The problem:
The answer is an exact repetition of every entry, with all images left out.

Stored items:
BEGIN

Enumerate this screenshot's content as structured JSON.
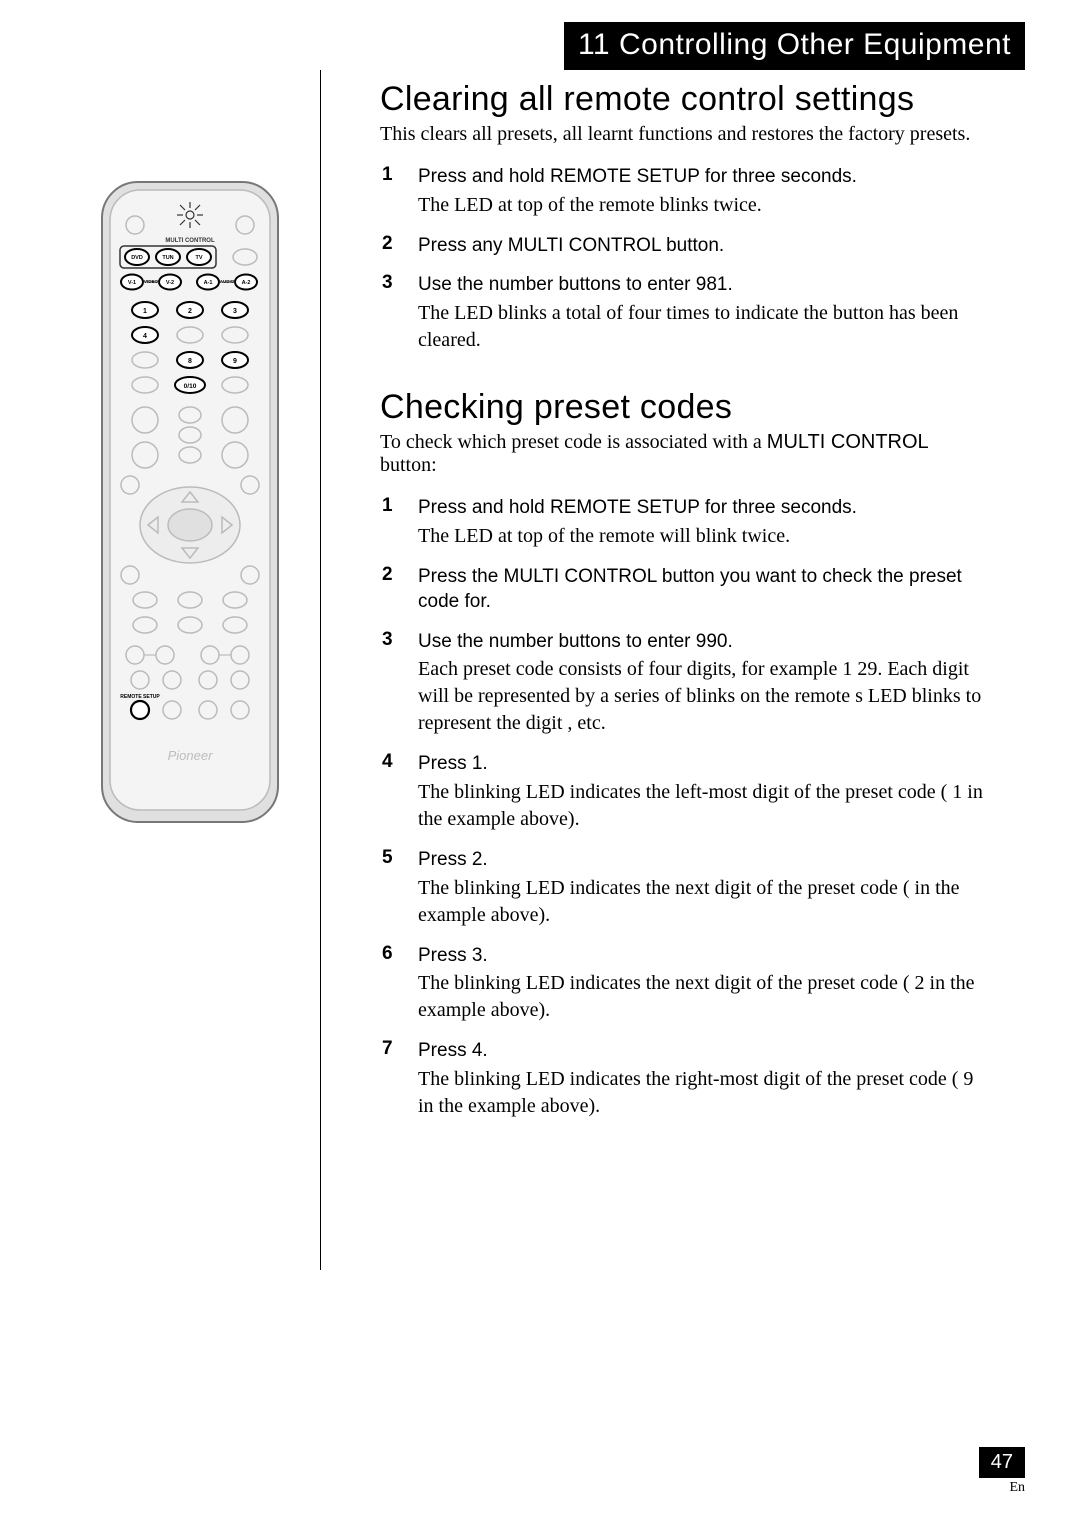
{
  "chapter": {
    "number": "11",
    "title": "Controlling Other Equipment"
  },
  "section1": {
    "title": "Clearing all remote control settings",
    "intro": "This clears all presets, all learnt functions and restores the factory presets.",
    "steps": [
      {
        "n": "1",
        "head": "Press and hold REMOTE SETUP for three seconds.",
        "body": "The LED at top of the remote blinks twice."
      },
      {
        "n": "2",
        "head": "Press any MULTI CONTROL button.",
        "body": ""
      },
      {
        "n": "3",
        "head": "Use the number buttons to enter 981.",
        "body": "The LED blinks a total of four times to indicate the button has been cleared."
      }
    ]
  },
  "section2": {
    "title": "Checking preset codes",
    "intro_pre": "To check which preset code is associated with a ",
    "intro_bold": "MULTI CONTROL",
    "intro_post": " button:",
    "steps": [
      {
        "n": "1",
        "head": "Press and hold REMOTE SETUP for three seconds.",
        "body": "The LED at top of the remote will blink twice."
      },
      {
        "n": "2",
        "head": "Press the MULTI CONTROL button you want to check the preset code for.",
        "body": ""
      },
      {
        "n": "3",
        "head": "Use the number buttons to enter 990.",
        "body": "Each preset code consists of four digits, for example 1  29. Each digit will be represented by a series of blinks on the remote s LED        blinks to represent the digit      , etc."
      },
      {
        "n": "4",
        "head": "Press 1.",
        "body": "The blinking LED indicates the left-most digit of the preset code (  1   in the example above)."
      },
      {
        "n": "5",
        "head": "Press 2.",
        "body": "The blinking LED indicates the next digit of the preset code (       in the example above)."
      },
      {
        "n": "6",
        "head": "Press 3.",
        "body": "The blinking LED indicates the next digit of the preset code (  2   in the example above)."
      },
      {
        "n": "7",
        "head": "Press 4.",
        "body": "The blinking LED indicates the right-most digit of the preset code (  9   in the example above)."
      }
    ]
  },
  "remote": {
    "multi_control_label": "MULTI CONTROL",
    "buttons": {
      "dvd": "DVD",
      "tun": "TUN",
      "tv": "TV",
      "v1": "V-1",
      "v2": "V-2",
      "a1": "A-1",
      "a2": "A-2"
    },
    "video_label": "VIDEO",
    "audio_label": "AUDIO",
    "numpad": {
      "1": "1",
      "2": "2",
      "3": "3",
      "4": "4",
      "8": "8",
      "9": "9",
      "010": "0/10"
    },
    "remote_setup_label": "REMOTE SETUP",
    "brand": "Pioneer"
  },
  "page": {
    "number": "47",
    "lang": "En"
  }
}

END

Task solution:
Enumerate this screenshot's content as structured JSON.
{
  "chapter": {
    "number": "11",
    "title": "Controlling Other Equipment"
  },
  "section1": {
    "title": "Clearing all remote control settings",
    "intro": "This clears all presets, all learnt functions and restores the factory presets.",
    "steps": [
      {
        "n": "1",
        "head": "Press and hold REMOTE SETUP for three seconds.",
        "body": "The LED at top of the remote blinks twice."
      },
      {
        "n": "2",
        "head": "Press any MULTI CONTROL button.",
        "body": ""
      },
      {
        "n": "3",
        "head": "Use the number buttons to enter 981.",
        "body": "The LED blinks a total of four times to indicate the button has been cleared."
      }
    ]
  },
  "section2": {
    "title": "Checking preset codes",
    "intro_pre": "To check which preset code is associated with a ",
    "intro_bold": "MULTI CONTROL",
    "intro_post": " button:",
    "steps": [
      {
        "n": "1",
        "head": "Press and hold REMOTE SETUP for three seconds.",
        "body": "The LED at top of the remote will blink twice."
      },
      {
        "n": "2",
        "head": "Press the MULTI CONTROL button you want to check the preset code for.",
        "body": ""
      },
      {
        "n": "3",
        "head": "Use the number buttons to enter 990.",
        "body": "Each preset code consists of four digits, for example 1  29. Each digit will be represented by a series of blinks on the remote s LED        blinks to represent the digit      , etc."
      },
      {
        "n": "4",
        "head": "Press 1.",
        "body": "The blinking LED indicates the left-most digit of the preset code (  1   in the example above)."
      },
      {
        "n": "5",
        "head": "Press 2.",
        "body": "The blinking LED indicates the next digit of the preset code (       in the example above)."
      },
      {
        "n": "6",
        "head": "Press 3.",
        "body": "The blinking LED indicates the next digit of the preset code (  2   in the example above)."
      },
      {
        "n": "7",
        "head": "Press 4.",
        "body": "The blinking LED indicates the right-most digit of the preset code (  9   in the example above)."
      }
    ]
  },
  "remote": {
    "multi_control_label": "MULTI CONTROL",
    "buttons": {
      "dvd": "DVD",
      "tun": "TUN",
      "tv": "TV",
      "v1": "V-1",
      "v2": "V-2",
      "a1": "A-1",
      "a2": "A-2"
    },
    "video_label": "VIDEO",
    "audio_label": "AUDIO",
    "numpad": {
      "1": "1",
      "2": "2",
      "3": "3",
      "4": "4",
      "8": "8",
      "9": "9",
      "010": "0/10"
    },
    "remote_setup_label": "REMOTE SETUP",
    "brand": "Pioneer"
  },
  "page": {
    "number": "47",
    "lang": "En"
  }
}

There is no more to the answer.